Roberto Chile, The Duality of Being

Roberto Chile, The Duality of Being

Roberto Chile, The Duality of BeingA man accustomed to communicating, he knew how to find just the right words to talk about his photography exhibition, Somos (We Are), a new, mature project preceded by the magic and mystery of Raices (Roots), shown December 2015.

Furthermore this artist, who considers himself an apprentice, says he has scrutinized the present facts of his existence, those that have allowed him to follow an inspiring life path with courage and clarity.

When on occasions different paths intertwine in the course of his daily travels, he turns around the awkward or uncomfortable situation and without losing heart he stops, thinks and continues along the path of perseverance where he’ll find without doubt the truth. That is when he finally begins to realize who he’s been, who he is and where he’s going.

He is a documentarist, photographer, producer, writer, lover of journalism, and I dare say he is slightly mad, but mad about life: sensibly crazy about his raisons d’être: his family and his work.

“Since I was very young I was always asking myself who I was and where I was going. Now I’m not so young, that questioning voice comes to my pillow now and then and keeps me company, even though I’ve given her enough answers by now to know who I am,” he says.

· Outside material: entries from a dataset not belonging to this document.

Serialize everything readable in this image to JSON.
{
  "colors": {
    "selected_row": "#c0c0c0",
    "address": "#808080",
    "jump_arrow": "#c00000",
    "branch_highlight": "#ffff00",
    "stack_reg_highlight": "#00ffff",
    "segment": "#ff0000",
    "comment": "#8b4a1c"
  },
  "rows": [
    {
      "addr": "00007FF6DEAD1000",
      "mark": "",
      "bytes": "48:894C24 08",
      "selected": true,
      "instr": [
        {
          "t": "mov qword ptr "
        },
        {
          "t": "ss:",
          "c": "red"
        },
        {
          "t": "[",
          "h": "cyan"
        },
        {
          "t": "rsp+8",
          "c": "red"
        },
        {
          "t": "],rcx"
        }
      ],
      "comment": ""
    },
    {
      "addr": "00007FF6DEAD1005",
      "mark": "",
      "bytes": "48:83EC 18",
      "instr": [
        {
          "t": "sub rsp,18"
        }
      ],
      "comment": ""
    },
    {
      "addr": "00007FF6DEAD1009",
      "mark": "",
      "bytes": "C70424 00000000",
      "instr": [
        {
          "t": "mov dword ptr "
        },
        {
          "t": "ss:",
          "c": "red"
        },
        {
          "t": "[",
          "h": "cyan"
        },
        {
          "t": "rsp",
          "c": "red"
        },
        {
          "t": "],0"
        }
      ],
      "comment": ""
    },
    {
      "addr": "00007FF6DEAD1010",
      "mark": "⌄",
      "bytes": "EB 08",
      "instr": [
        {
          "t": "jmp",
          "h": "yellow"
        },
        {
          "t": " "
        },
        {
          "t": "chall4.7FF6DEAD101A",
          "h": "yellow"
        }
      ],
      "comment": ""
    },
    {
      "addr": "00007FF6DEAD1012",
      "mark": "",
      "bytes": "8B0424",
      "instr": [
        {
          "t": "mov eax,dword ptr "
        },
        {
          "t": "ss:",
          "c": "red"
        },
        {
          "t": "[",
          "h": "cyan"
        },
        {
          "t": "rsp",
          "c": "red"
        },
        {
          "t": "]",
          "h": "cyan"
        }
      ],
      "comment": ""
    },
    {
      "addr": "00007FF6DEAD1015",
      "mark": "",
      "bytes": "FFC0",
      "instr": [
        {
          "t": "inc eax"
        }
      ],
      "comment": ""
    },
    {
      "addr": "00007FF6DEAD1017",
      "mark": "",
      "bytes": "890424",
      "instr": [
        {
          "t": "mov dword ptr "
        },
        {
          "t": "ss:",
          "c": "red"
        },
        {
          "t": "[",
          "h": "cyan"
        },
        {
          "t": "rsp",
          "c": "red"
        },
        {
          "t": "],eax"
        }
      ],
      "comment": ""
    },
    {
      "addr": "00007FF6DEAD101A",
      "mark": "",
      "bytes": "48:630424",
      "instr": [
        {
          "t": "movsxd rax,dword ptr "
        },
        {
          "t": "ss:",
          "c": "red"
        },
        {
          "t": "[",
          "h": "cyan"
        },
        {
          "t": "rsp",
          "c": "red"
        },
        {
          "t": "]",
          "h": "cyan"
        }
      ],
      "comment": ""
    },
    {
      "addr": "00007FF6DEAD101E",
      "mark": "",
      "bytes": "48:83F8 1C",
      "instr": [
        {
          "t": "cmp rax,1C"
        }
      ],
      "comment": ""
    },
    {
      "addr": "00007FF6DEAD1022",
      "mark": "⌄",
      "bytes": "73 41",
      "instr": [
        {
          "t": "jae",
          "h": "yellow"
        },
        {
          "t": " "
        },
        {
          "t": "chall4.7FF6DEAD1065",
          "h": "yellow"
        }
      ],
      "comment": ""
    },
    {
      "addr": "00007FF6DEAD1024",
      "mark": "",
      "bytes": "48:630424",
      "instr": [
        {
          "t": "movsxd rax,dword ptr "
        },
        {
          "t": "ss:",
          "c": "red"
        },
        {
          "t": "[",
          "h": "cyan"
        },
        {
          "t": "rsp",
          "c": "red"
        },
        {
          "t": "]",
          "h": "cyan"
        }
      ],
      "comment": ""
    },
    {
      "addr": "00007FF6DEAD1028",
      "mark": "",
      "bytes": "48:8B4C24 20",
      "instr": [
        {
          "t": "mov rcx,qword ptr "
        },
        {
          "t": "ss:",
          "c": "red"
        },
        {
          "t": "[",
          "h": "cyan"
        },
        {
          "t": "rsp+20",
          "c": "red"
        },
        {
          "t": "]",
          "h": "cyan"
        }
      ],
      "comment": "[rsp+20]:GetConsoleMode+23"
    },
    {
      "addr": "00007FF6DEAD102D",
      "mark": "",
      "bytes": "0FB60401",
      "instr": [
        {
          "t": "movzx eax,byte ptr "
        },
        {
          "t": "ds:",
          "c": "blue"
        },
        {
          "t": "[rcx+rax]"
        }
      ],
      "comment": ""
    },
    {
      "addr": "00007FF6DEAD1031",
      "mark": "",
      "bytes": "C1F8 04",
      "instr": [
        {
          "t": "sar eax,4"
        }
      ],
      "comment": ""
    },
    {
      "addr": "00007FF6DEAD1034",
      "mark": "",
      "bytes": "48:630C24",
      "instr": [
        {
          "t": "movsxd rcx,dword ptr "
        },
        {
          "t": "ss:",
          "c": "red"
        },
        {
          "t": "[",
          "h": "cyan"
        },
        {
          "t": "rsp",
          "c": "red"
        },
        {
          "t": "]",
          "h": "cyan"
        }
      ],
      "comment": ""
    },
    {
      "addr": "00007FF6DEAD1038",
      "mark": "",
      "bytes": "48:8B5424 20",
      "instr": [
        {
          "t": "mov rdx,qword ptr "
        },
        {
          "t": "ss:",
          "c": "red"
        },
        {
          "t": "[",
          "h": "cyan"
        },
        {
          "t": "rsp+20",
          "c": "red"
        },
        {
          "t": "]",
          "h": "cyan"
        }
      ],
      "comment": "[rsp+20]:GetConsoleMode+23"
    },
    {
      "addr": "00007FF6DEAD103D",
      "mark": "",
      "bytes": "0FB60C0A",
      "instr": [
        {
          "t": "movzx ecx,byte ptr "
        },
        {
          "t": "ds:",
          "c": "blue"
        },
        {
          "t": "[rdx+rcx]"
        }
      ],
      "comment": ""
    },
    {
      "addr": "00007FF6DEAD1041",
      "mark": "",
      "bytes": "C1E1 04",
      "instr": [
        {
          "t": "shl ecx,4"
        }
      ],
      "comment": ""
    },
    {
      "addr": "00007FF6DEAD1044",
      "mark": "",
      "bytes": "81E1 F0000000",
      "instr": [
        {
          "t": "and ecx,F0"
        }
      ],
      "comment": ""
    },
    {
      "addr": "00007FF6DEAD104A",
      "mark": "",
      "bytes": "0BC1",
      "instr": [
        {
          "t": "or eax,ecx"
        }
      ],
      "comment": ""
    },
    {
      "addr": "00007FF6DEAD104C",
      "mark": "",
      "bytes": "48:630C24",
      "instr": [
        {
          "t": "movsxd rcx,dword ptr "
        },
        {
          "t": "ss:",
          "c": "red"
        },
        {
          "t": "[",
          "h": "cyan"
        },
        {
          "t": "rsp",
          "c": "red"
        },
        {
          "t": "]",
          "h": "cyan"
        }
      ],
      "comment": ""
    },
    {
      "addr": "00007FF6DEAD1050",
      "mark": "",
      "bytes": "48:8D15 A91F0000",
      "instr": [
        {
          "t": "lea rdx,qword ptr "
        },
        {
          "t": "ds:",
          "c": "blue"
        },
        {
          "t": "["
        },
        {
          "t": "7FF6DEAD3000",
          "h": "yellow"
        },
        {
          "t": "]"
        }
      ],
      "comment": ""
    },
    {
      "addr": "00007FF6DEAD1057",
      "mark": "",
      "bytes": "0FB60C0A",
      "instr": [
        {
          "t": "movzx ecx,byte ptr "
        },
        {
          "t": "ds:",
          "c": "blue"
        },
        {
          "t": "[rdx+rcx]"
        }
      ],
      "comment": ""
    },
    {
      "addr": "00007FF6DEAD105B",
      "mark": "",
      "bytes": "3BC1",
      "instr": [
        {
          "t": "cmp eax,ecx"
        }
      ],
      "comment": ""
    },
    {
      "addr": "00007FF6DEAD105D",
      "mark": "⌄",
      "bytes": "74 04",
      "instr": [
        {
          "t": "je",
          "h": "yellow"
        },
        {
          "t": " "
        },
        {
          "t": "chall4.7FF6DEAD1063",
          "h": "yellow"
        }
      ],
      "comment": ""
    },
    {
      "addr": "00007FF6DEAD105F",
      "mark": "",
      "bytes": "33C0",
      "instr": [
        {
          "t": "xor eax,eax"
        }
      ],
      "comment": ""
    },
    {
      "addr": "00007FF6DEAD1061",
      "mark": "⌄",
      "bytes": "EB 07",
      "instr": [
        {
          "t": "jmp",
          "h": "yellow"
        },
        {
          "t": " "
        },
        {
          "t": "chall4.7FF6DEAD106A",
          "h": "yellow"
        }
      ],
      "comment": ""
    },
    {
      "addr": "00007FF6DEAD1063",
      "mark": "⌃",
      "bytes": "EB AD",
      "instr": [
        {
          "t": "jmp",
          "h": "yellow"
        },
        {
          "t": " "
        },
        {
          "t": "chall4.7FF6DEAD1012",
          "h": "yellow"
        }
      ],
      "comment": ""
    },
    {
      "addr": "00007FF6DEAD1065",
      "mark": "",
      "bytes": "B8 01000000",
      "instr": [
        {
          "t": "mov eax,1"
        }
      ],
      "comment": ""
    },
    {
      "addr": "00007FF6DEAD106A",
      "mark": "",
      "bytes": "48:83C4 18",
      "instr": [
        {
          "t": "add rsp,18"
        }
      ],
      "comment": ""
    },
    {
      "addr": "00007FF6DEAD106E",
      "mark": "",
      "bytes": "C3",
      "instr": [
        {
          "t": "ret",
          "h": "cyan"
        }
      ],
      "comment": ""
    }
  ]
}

Chile pauses for a moment as he ponders his next response, and presently he adds with simplicity and a certain lyricism, paraphrasing a poet, that “I am only a man who, like all men, owes it to time and to its power to keep sailing forwards.”

The exhibition entitled Somos (We Are) represents for the artist a reconvening with the African ancestors and, in his opinion, a voyage to the spiritual paradise of those who were forced to leave their native lands.

“Those men and women brought here violently by the European colonizers set foot on this once undiscovered land and they did it with no belongings other than their memories, their rituals, their songs, their languages, their dances and their religions.”

Roberto Chile, The Duality of Being

Somos regales us with symbolism, it is an evocation of the Palo Monte cults whose rituals stand out as some of the oldest ceremonies of African origin in Cuba.

The Cuban anthropologist Jesús Guanche captured the essence of this exhibition when he transcribed a message from Tata Nganga, a Yoruba ritual practitioner, who asked on one occasion: “¿Somos o no somos? (“Are we or aren’t we?”) The participants at the ceremony answered in one voice: “¡Somos!” (“We are!”) thus demonstrating with certainty their faith in Enrique Hernández Armenteros, popularly known as Enriquito de La Hata, the late Bantu priest and the proclaimed “Illustrious Son” of the municipality of Guanabacoa in Havana.

This reference to Enriquito is not coincidental, it is intentional. Enriquito is a part of a people’s cultural heritage, and he had a long history in the practice of Afro-Cuban religion.

“With boundless wisdom, he conveyed confidence and companionship in every conversation, which is why we dedicate this series of portraits to his memory,” said the artist.

In June 2016 Somos travelled to New York and Norddeich in Germany, however that was just the beginning of what today has unfurled into an exhibition with a deep sense of belonging.

Roberto Chile, The Duality of Being

“This series grew. Some of the photographs are now larger prints that include objects and others are recreated images that were unedited till now,” says Chile. This is a project in progress, in motion, which began in 2010 in Guanabacoa - a place where, according to the artist, Afro- Cuban religion inhabits even the rocks. “In my search for these faces, some that appeared were captivating from the beginning,” he continues. “But it wasn’t just these features that ignited the blaze that sharpened my senses. I was also seduced by the African syncretism, the symbols they use, the sanctuaries, the rituals and a marvellous real world that I’ve tried to capture in my photographs.

“I am grateful to all those who opened the doors of their homes and their temples to me, and allowed me to take part in their rituals: the santeros, the paleros, the babalawos, abakuás [Afro-Cuban religious practitioners] who allowed me to get closer to their faith and to conserve unrepeatable moments where magic and realism mix.”

Chile also took Somos to other Cuban cities including Santiago de Cuba, Jagüey Grande and Trinidad, on a journey that in the artist’s words is “if not endless, at least a path that hasn’t ended yet.”